Soon, we'll be able to peruse the petunias in person at garden centers
Do you yearn to shop in person for your garden plants?
Technically, you have to wait until Friday, May 1, per the new guidelines Gov. J.B. Pritzker announced Thursday. He said all garden centers, stores and nurseries can open to customer traffic then.
But you might find a garden center open now.
It is a crucial time for the industry. According to the Illinois Green Industry Association, gardening businesses make 70% to 80% of their annual revenue during April and May.
On April 9, the Department of Commerce and Economic Opportunity said all garden centers could sell products -- but only for delivery or pickup. That included any center "that is part of a hardware store or big box stores such as Lowe's or Home Depot."
But those stores let shoppers in to their garden centers, leading to questions.

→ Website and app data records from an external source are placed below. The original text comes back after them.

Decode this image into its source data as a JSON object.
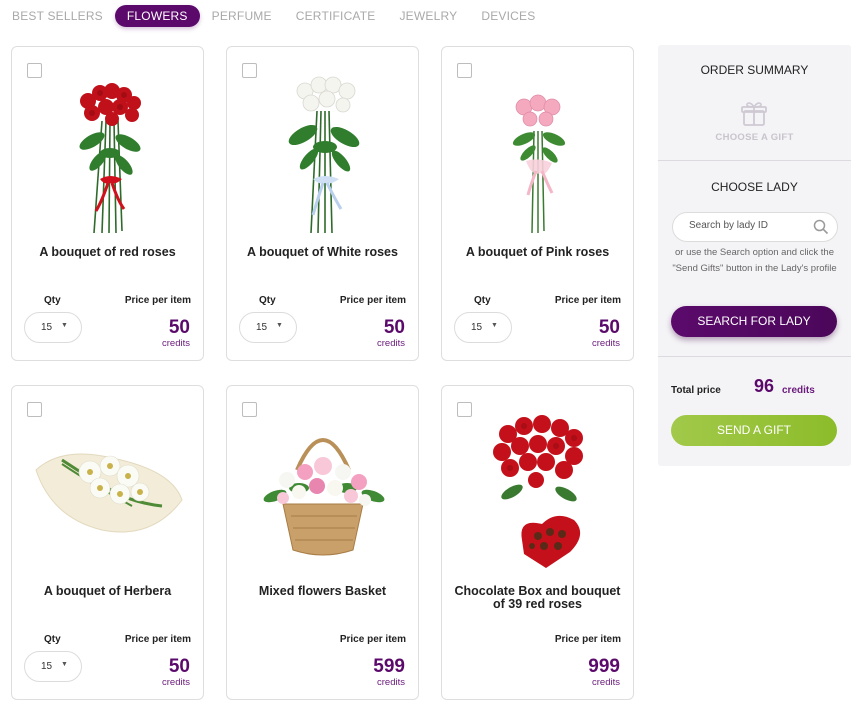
{
  "tabs": [
    {
      "label": "BEST SELLERS",
      "active": false
    },
    {
      "label": "FLOWERS",
      "active": true
    },
    {
      "label": "PERFUME",
      "active": false
    },
    {
      "label": "CERTIFICATE",
      "active": false
    },
    {
      "label": "JEWELRY",
      "active": false
    },
    {
      "label": "DEVICES",
      "active": false
    }
  ],
  "products": [
    {
      "title": "A bouquet of red roses",
      "qty_label": "Qty",
      "qty": "15",
      "price_label": "Price per item",
      "price": "50",
      "unit": "credits",
      "image": "red-roses-bouquet"
    },
    {
      "title": "A bouquet of White roses",
      "qty_label": "Qty",
      "qty": "15",
      "price_label": "Price per item",
      "price": "50",
      "unit": "credits",
      "image": "white-roses-bouquet"
    },
    {
      "title": "A bouquet of Pink roses",
      "qty_label": "Qty",
      "qty": "15",
      "price_label": "Price per item",
      "price": "50",
      "unit": "credits",
      "image": "pink-roses-bouquet"
    },
    {
      "title": "A bouquet of Herbera",
      "qty_label": "Qty",
      "qty": "15",
      "price_label": "Price per item",
      "price": "50",
      "unit": "credits",
      "image": "gerbera-bouquet"
    },
    {
      "title": "Mixed flowers Basket",
      "qty_label": "",
      "qty": "",
      "price_label": "Price per item",
      "price": "599",
      "unit": "credits",
      "image": "flower-basket"
    },
    {
      "title": "Chocolate Box and bouquet of 39 red roses",
      "qty_label": "",
      "qty": "",
      "price_label": "Price per item",
      "price": "999",
      "unit": "credits",
      "image": "roses-and-chocolate-box"
    }
  ],
  "sidebar": {
    "order_summary": "ORDER SUMMARY",
    "choose_gift": "CHOOSE A GIFT",
    "choose_lady": "CHOOSE LADY",
    "search_placeholder": "Search by lady ID",
    "hint": "or use the Search option and click the \"Send Gifts\" button in the Lady's profile",
    "search_button": "SEARCH FOR LADY",
    "total_label": "Total price",
    "total_value": "96",
    "total_unit": "credits",
    "send_button": "SEND A GIFT"
  },
  "colors": {
    "accent": "#5b0a6b",
    "send_green": "#94c23a",
    "muted_tab": "#a9a9a9"
  }
}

"We're confused. Is there no enforcement? There's too much confusion," Joe Heidgen, co-owner of Shady Hill Gardens in Elburn, said Tuesday. "If you look long enough (at the order) you can find justification for anything."

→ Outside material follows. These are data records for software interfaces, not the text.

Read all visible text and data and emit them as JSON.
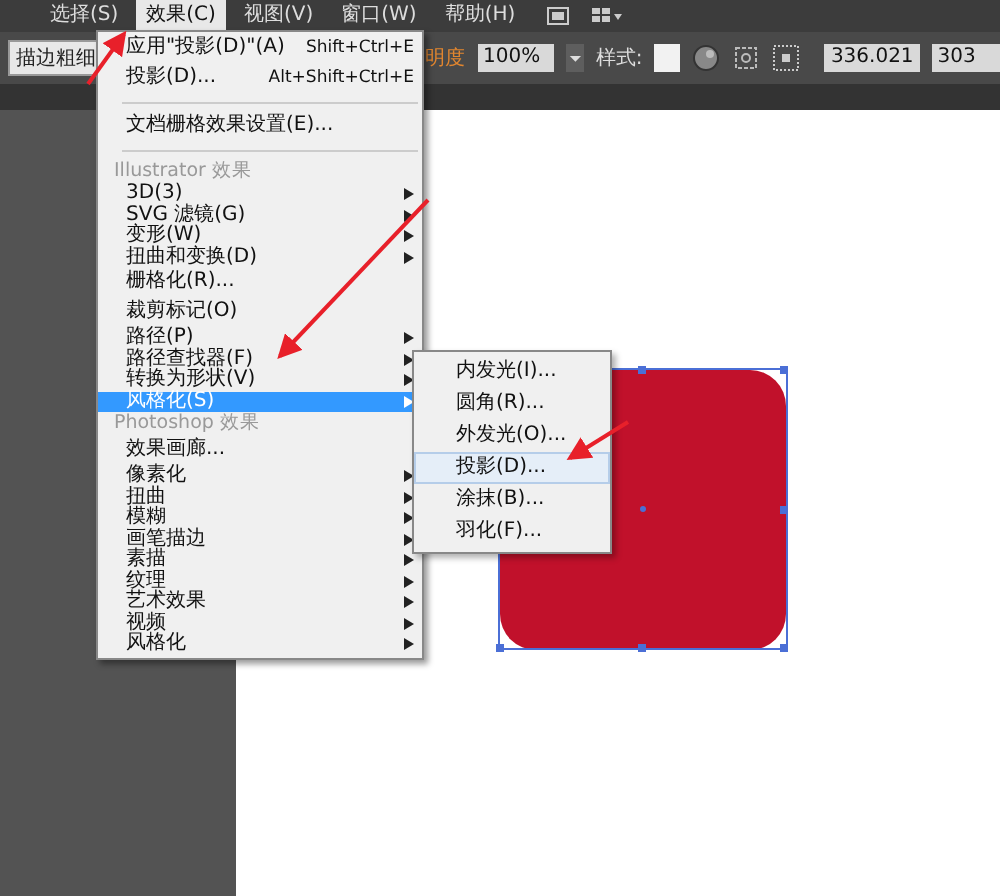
{
  "menubar": {
    "items": [
      {
        "label": "选择(S)",
        "selected": false
      },
      {
        "label": "效果(C)",
        "selected": true
      },
      {
        "label": "视图(V)",
        "selected": false
      },
      {
        "label": "窗口(W)",
        "selected": false
      },
      {
        "label": "帮助(H)",
        "selected": false
      }
    ]
  },
  "tooltip": "描边粗细",
  "control_bar": {
    "opacity_label": "明度",
    "opacity": "100%",
    "style_label": "样式:",
    "x_value": "336.021",
    "y_value": "303"
  },
  "menu": {
    "items": [
      {
        "kind": "item",
        "label": "应用\"投影(D)\"(A)",
        "shortcut": "Shift+Ctrl+E",
        "selected": false
      },
      {
        "kind": "item",
        "label": "投影(D)...",
        "shortcut": "Alt+Shift+Ctrl+E",
        "selected": false
      },
      {
        "kind": "separator"
      },
      {
        "kind": "item",
        "label": "文档栅格效果设置(E)...",
        "selected": false
      },
      {
        "kind": "separator"
      },
      {
        "kind": "header",
        "label": "Illustrator 效果"
      },
      {
        "kind": "submenu",
        "label": "3D(3)",
        "selected": false
      },
      {
        "kind": "submenu",
        "label": "SVG 滤镜(G)",
        "selected": false
      },
      {
        "kind": "submenu",
        "label": "变形(W)",
        "selected": false
      },
      {
        "kind": "submenu",
        "label": "扭曲和变换(D)",
        "selected": false
      },
      {
        "kind": "item",
        "label": "栅格化(R)...",
        "selected": false
      },
      {
        "kind": "item",
        "label": "裁剪标记(O)",
        "selected": false
      },
      {
        "kind": "submenu",
        "label": "路径(P)",
        "selected": false
      },
      {
        "kind": "submenu",
        "label": "路径查找器(F)",
        "selected": false
      },
      {
        "kind": "submenu",
        "label": "转换为形状(V)",
        "selected": false
      },
      {
        "kind": "submenu",
        "label": "风格化(S)",
        "selected": true
      },
      {
        "kind": "header",
        "label": "Photoshop 效果"
      },
      {
        "kind": "item",
        "label": "效果画廊...",
        "selected": false
      },
      {
        "kind": "submenu",
        "label": "像素化",
        "selected": false
      },
      {
        "kind": "submenu",
        "label": "扭曲",
        "selected": false
      },
      {
        "kind": "submenu",
        "label": "模糊",
        "selected": false
      },
      {
        "kind": "submenu",
        "label": "画笔描边",
        "selected": false
      },
      {
        "kind": "submenu",
        "label": "素描",
        "selected": false
      },
      {
        "kind": "submenu",
        "label": "纹理",
        "selected": false
      },
      {
        "kind": "submenu",
        "label": "艺术效果",
        "selected": false
      },
      {
        "kind": "submenu",
        "label": "视频",
        "selected": false
      },
      {
        "kind": "submenu",
        "label": "风格化",
        "selected": false
      }
    ]
  },
  "submenu": {
    "items": [
      {
        "label": "内发光(I)...",
        "selected": false
      },
      {
        "label": "圆角(R)...",
        "selected": false
      },
      {
        "label": "外发光(O)...",
        "selected": false
      },
      {
        "label": "投影(D)...",
        "selected": true
      },
      {
        "label": "涂抹(B)...",
        "selected": false
      },
      {
        "label": "羽化(F)...",
        "selected": false
      }
    ]
  },
  "artboard": {
    "shape": {
      "color": "#c1112b",
      "selected": true
    }
  }
}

Margaret W. Smith, spokeswoman for Home Depot, said "many essential items" are located in the outdoor garden area, including building materials.
"We've been partnering with the state for some time to share our efforts to keep our associates and customers safe, including customer limits in stores, pausing spring promotions to avoid driving foot traffic, expanding contactless fulfillment options, and implementing many social distancing and safety measures," she said.

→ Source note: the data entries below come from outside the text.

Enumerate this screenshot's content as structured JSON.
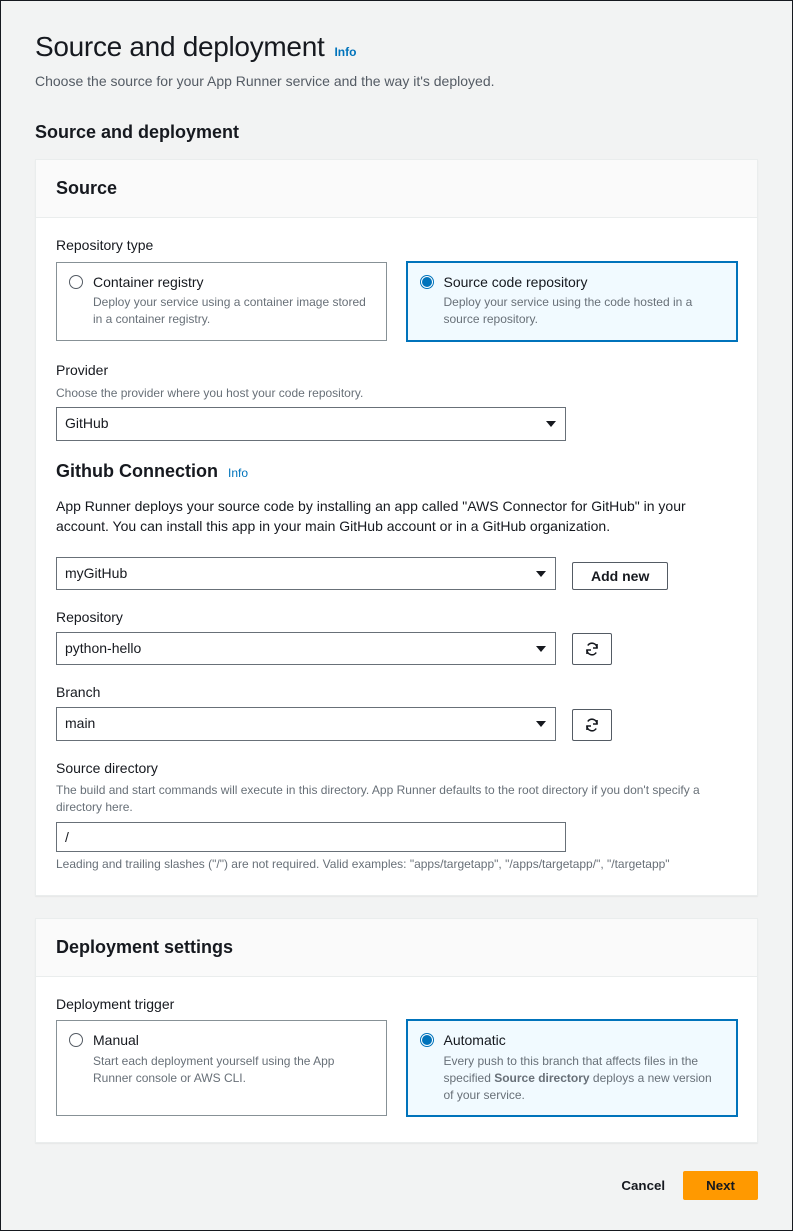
{
  "page": {
    "title": "Source and deployment",
    "info": "Info",
    "description": "Choose the source for your App Runner service and the way it's deployed.",
    "section_heading": "Source and deployment"
  },
  "source": {
    "panel_title": "Source",
    "repo_type_label": "Repository type",
    "options": {
      "container": {
        "title": "Container registry",
        "desc": "Deploy your service using a container image stored in a container registry."
      },
      "code": {
        "title": "Source code repository",
        "desc": "Deploy your service using the code hosted in a source repository."
      }
    },
    "provider_label": "Provider",
    "provider_help": "Choose the provider where you host your code repository.",
    "provider_value": "GitHub",
    "connection": {
      "heading": "Github Connection",
      "info": "Info",
      "desc": "App Runner deploys your source code by installing an app called \"AWS Connector for GitHub\" in your account. You can install this app in your main GitHub account or in a GitHub organization.",
      "value": "myGitHub",
      "add_new": "Add new"
    },
    "repository_label": "Repository",
    "repository_value": "python-hello",
    "branch_label": "Branch",
    "branch_value": "main",
    "source_dir_label": "Source directory",
    "source_dir_help": "The build and start commands will execute in this directory. App Runner defaults to the root directory if you don't specify a directory here.",
    "source_dir_value": "/",
    "source_dir_hint": "Leading and trailing slashes (\"/\") are not required. Valid examples: \"apps/targetapp\", \"/apps/targetapp/\", \"/targetapp\""
  },
  "deployment": {
    "panel_title": "Deployment settings",
    "trigger_label": "Deployment trigger",
    "manual": {
      "title": "Manual",
      "desc": "Start each deployment yourself using the App Runner console or AWS CLI."
    },
    "automatic": {
      "title": "Automatic",
      "desc_pre": "Every push to this branch that affects files in the specified ",
      "desc_strong": "Source directory",
      "desc_post": " deploys a new version of your service."
    }
  },
  "footer": {
    "cancel": "Cancel",
    "next": "Next"
  }
}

There are about 900 licensed nurseries and more than 3,000 nursery dealers (including home-improvement stores, garden centers and grocery stores) in Illinois.
"People need to be able to walk through and look at plant materials," Illinois Green Industry Association Executive Director Kellie Schmidt said. "Gardening is something that provides documented health benefits."
Heidgen agrees. Curbside pickup "is not a replacement for being open," he said. Helping customers get what they want is hard enough in person, he said, because people don't remember the names of what they planted previously. He calls it "plant charades," with employees guessing what people mean when they describe a plant.
"There's never been a spring like this," Heidgen said.